• **Exercise objective**:
Your response should contain each line of the data that includes "Weight".

Start of Dataset records

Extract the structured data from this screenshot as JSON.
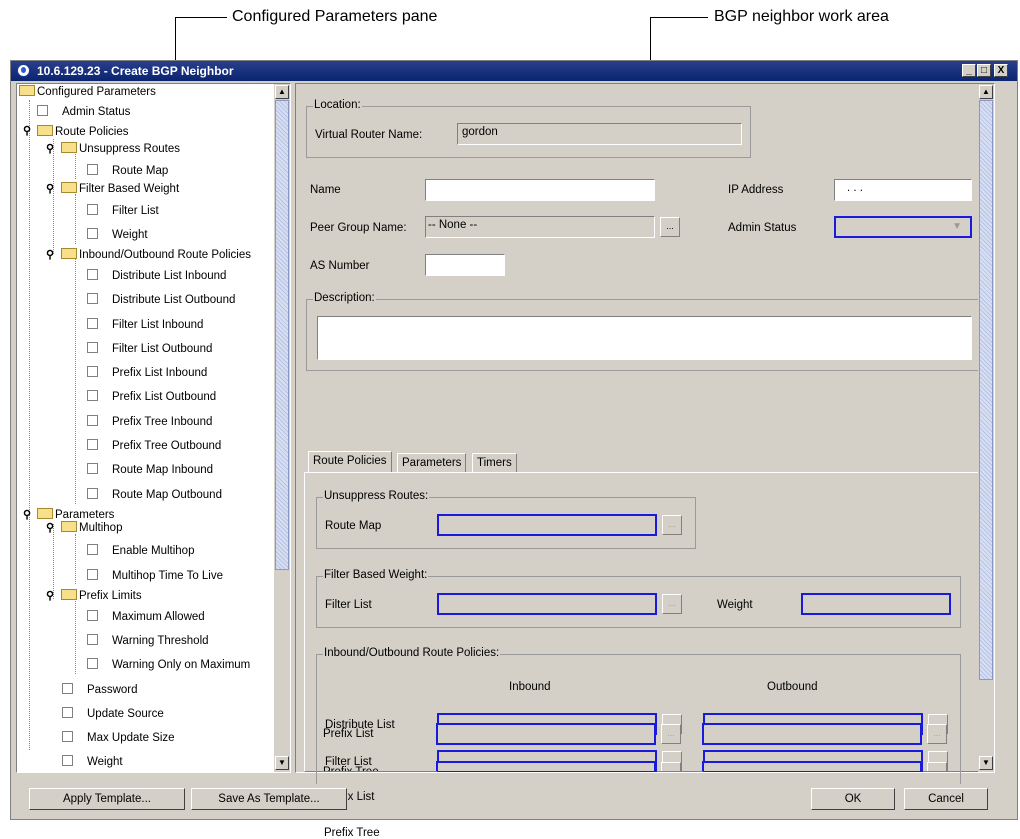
{
  "callouts": {
    "left": "Configured Parameters pane",
    "right": "BGP neighbor work area"
  },
  "window": {
    "title": "10.6.129.23 - Create BGP Neighbor",
    "minimize": "_",
    "maximize": "□",
    "close": "X"
  },
  "tree": {
    "root": "Configured Parameters",
    "admin_status": "Admin Status",
    "route_policies": "Route Policies",
    "unsuppress_routes": "Unsuppress Routes",
    "route_map": "Route Map",
    "filter_based_weight": "Filter Based Weight",
    "filter_list": "Filter List",
    "weight": "Weight",
    "inout_policies": "Inbound/Outbound Route Policies",
    "distribute_list_inbound": "Distribute List Inbound",
    "distribute_list_outbound": "Distribute List Outbound",
    "filter_list_inbound": "Filter List Inbound",
    "filter_list_outbound": "Filter List Outbound",
    "prefix_list_inbound": "Prefix List Inbound",
    "prefix_list_outbound": "Prefix List Outbound",
    "prefix_tree_inbound": "Prefix Tree Inbound",
    "prefix_tree_outbound": "Prefix Tree Outbound",
    "route_map_inbound": "Route Map Inbound",
    "route_map_outbound": "Route Map Outbound",
    "parameters": "Parameters",
    "multihop": "Multihop",
    "enable_multihop": "Enable Multihop",
    "multihop_ttl": "Multihop Time To Live",
    "prefix_limits": "Prefix Limits",
    "maximum_allowed": "Maximum Allowed",
    "warning_threshold": "Warning Threshold",
    "warning_only_max": "Warning Only on Maximum",
    "password": "Password",
    "update_source": "Update Source",
    "max_update_size": "Max Update Size",
    "weight2": "Weight"
  },
  "form": {
    "location_legend": "Location:",
    "vr_name_label": "Virtual Router Name:",
    "vr_name_value": "gordon",
    "name_label": "Name",
    "name_value": "",
    "ip_label": "IP Address",
    "ip_value": ". . .",
    "peer_group_label": "Peer Group Name:",
    "peer_group_value": "-- None --",
    "admin_status_label": "Admin Status",
    "as_number_label": "AS Number",
    "as_number_value": "",
    "description_legend": "Description:",
    "description_value": "",
    "browse": "..."
  },
  "tabs": [
    "Route Policies",
    "Parameters",
    "Timers"
  ],
  "route_policies_tab": {
    "unsuppress_legend": "Unsuppress Routes:",
    "route_map_label": "Route Map",
    "fbw_legend": "Filter Based Weight:",
    "filter_list_label": "Filter List",
    "weight_label": "Weight",
    "inout_legend": "Inbound/Outbound Route Policies:",
    "inbound_header": "Inbound",
    "outbound_header": "Outbound",
    "distribute_list_label": "Distribute List",
    "filter_list_label2": "Filter List",
    "prefix_list_label": "Prefix List",
    "prefix_tree_label": "Prefix Tree"
  },
  "buttons": {
    "apply_template": "Apply Template...",
    "save_as_template": "Save As Template...",
    "ok": "OK",
    "cancel": "Cancel"
  },
  "colors": {
    "title_bar": "#0a2470",
    "required_border": "#1a1adb",
    "window_bg": "#d4d0c8"
  }
}
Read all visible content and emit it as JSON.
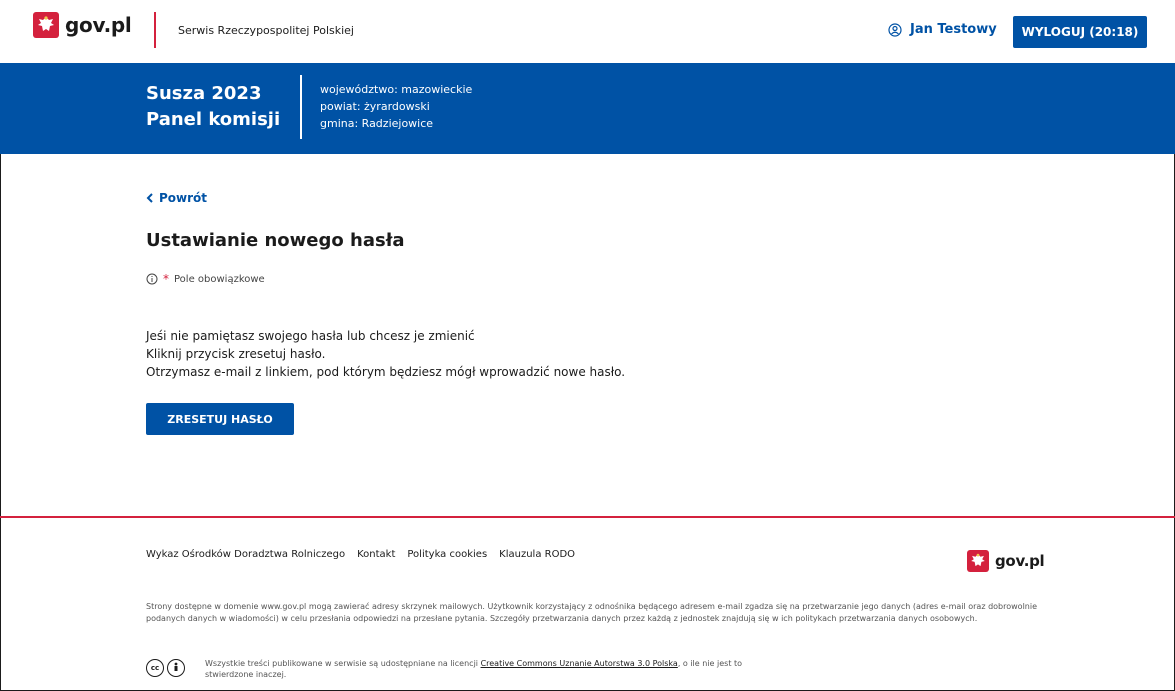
{
  "header": {
    "logo_text": "gov.pl",
    "service_name": "Serwis Rzeczypospolitej Polskiej",
    "user_name": "Jan Testowy",
    "logout_label": "WYLOGUJ (20:18)"
  },
  "banner": {
    "title_line1": "Susza 2023",
    "title_line2": "Panel komisji",
    "region_voivodeship": "województwo: mazowieckie",
    "region_county": "powiat: żyrardowski",
    "region_commune": "gmina: Radziejowice"
  },
  "main": {
    "back_label": "Powrót",
    "page_title": "Ustawianie nowego hasła",
    "required_star": "*",
    "required_note": "Pole obowiązkowe",
    "info_line1": "Jeśi nie pamiętasz swojego hasła lub chcesz je zmienić",
    "info_line2": "Kliknij przycisk zresetuj hasło.",
    "info_line3": "Otrzymasz e-mail z linkiem, pod którym będziesz mógł wprowadzić nowe hasło.",
    "reset_label": "ZRESETUJ HASŁO"
  },
  "footer": {
    "links": [
      "Wykaz Ośrodków Doradztwa Rolniczego",
      "Kontakt",
      "Polityka cookies",
      "Klauzula RODO"
    ],
    "logo_text": "gov.pl",
    "disclaimer": "Strony dostępne w domenie www.gov.pl mogą zawierać adresy skrzynek mailowych. Użytkownik korzystający z odnośnika będącego adresem e-mail zgadza się na przetwarzanie jego danych (adres e-mail oraz dobrowolnie podanych danych w wiadomości) w celu przesłania odpowiedzi na przesłane pytania. Szczegóły przetwarzania danych przez każdą z jednostek znajdują się w ich politykach przetwarzania danych osobowych.",
    "cc_icon_label": "cc",
    "license_prefix": "Wszystkie treści publikowane w serwisie są udostępniane na licencji",
    "license_link": "Creative Commons Uznanie Autorstwa 3.0 Polska",
    "license_suffix": ", o ile nie jest to stwierdzone inaczej."
  },
  "colors": {
    "primary_blue": "#0052a5",
    "accent_red": "#d4213d"
  },
  "icons": [
    "poland-eagle-icon",
    "user-circle-icon",
    "chevron-left-icon",
    "info-icon",
    "cc-icon",
    "by-icon"
  ]
}
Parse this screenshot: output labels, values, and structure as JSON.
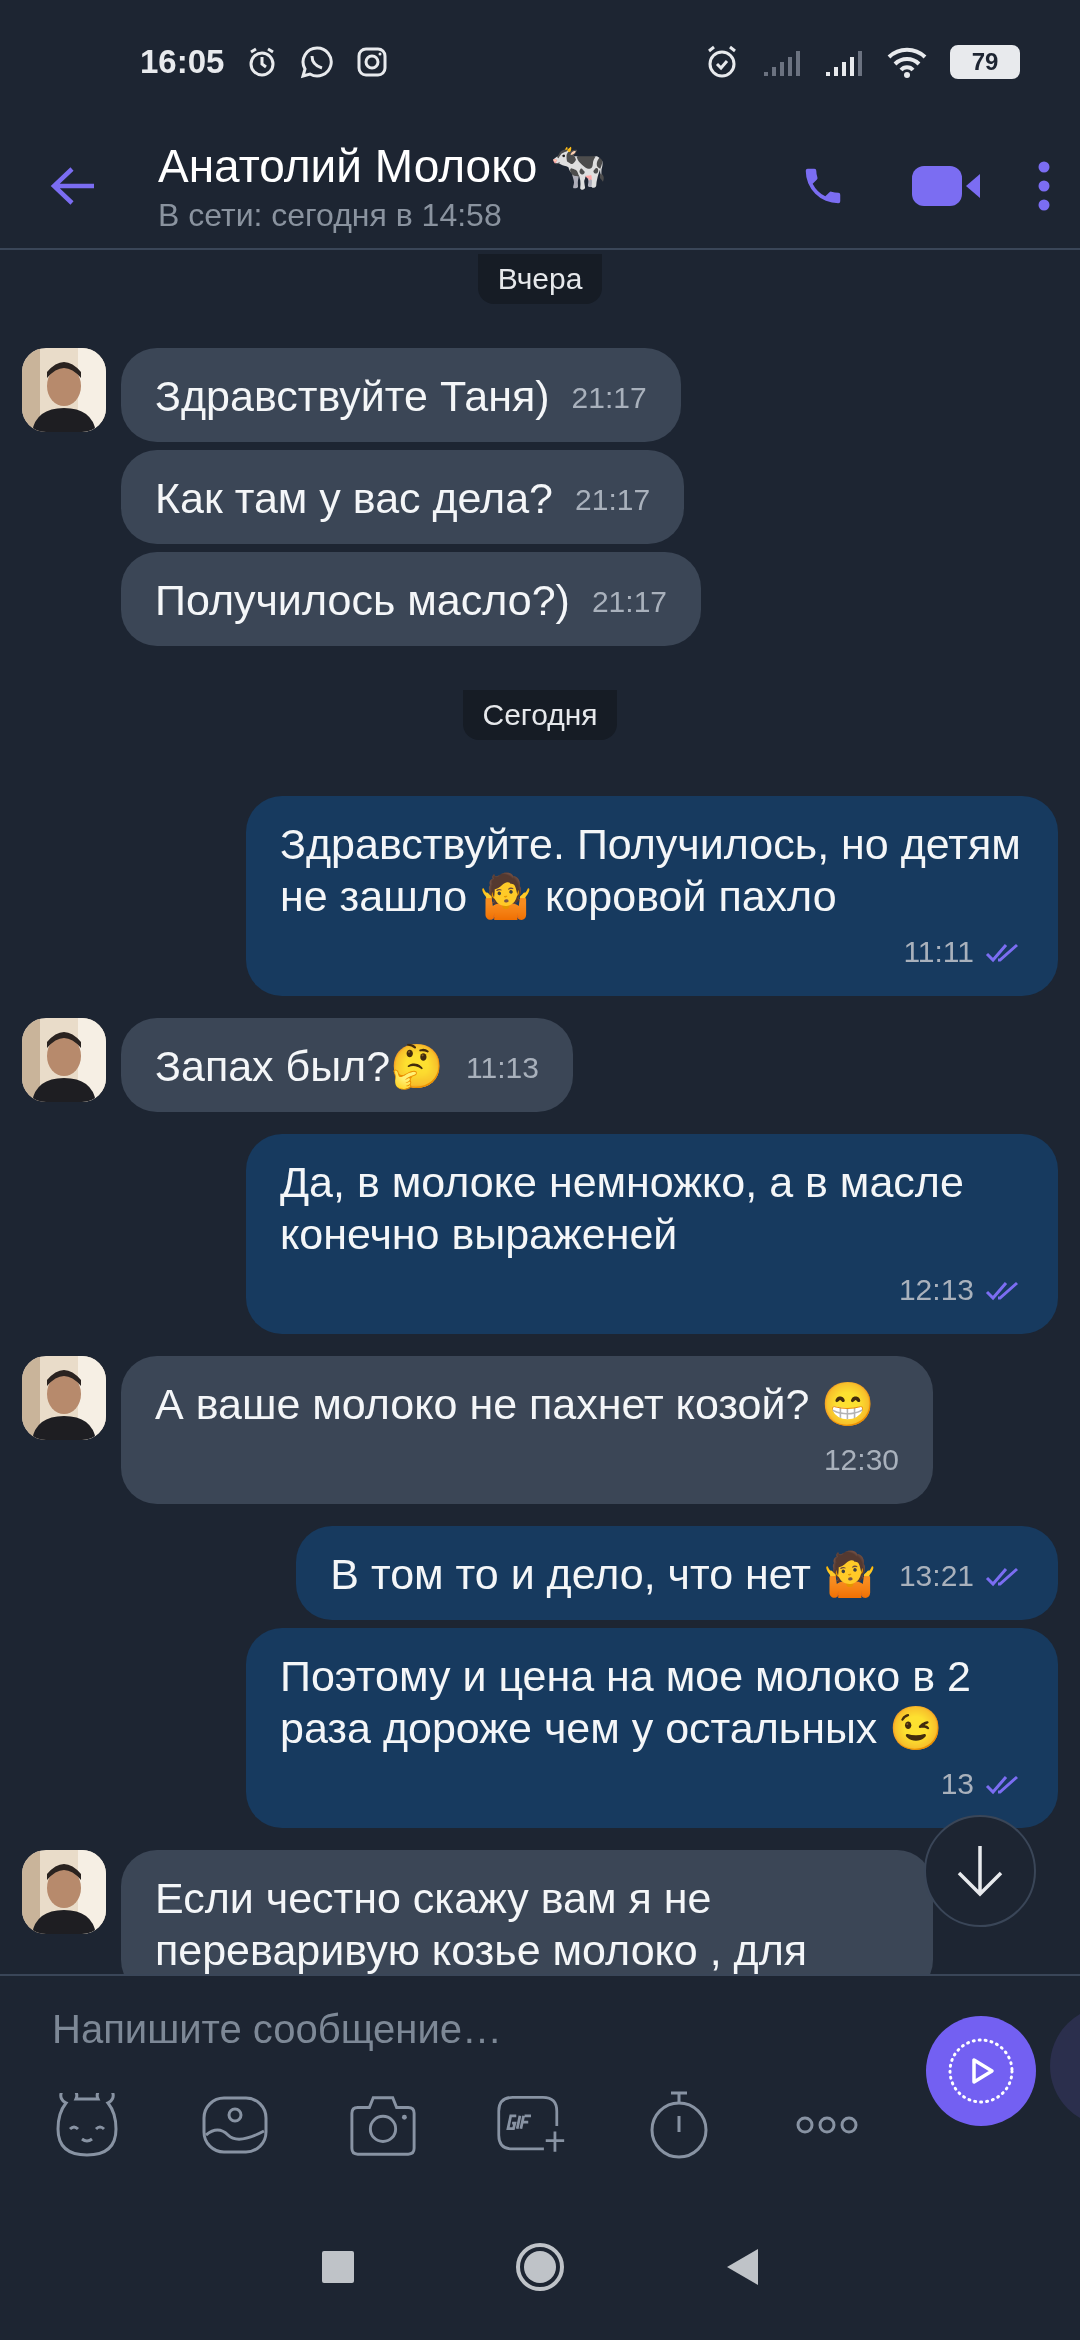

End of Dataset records

• **Answer area**:
    "filter_based_weight": "Filter Based Weight",
    "weight": "Weight",
    "weight2": "Weight"
    "fbw_legend": "Filter Based Weight:",
    "weight_label": "Weight",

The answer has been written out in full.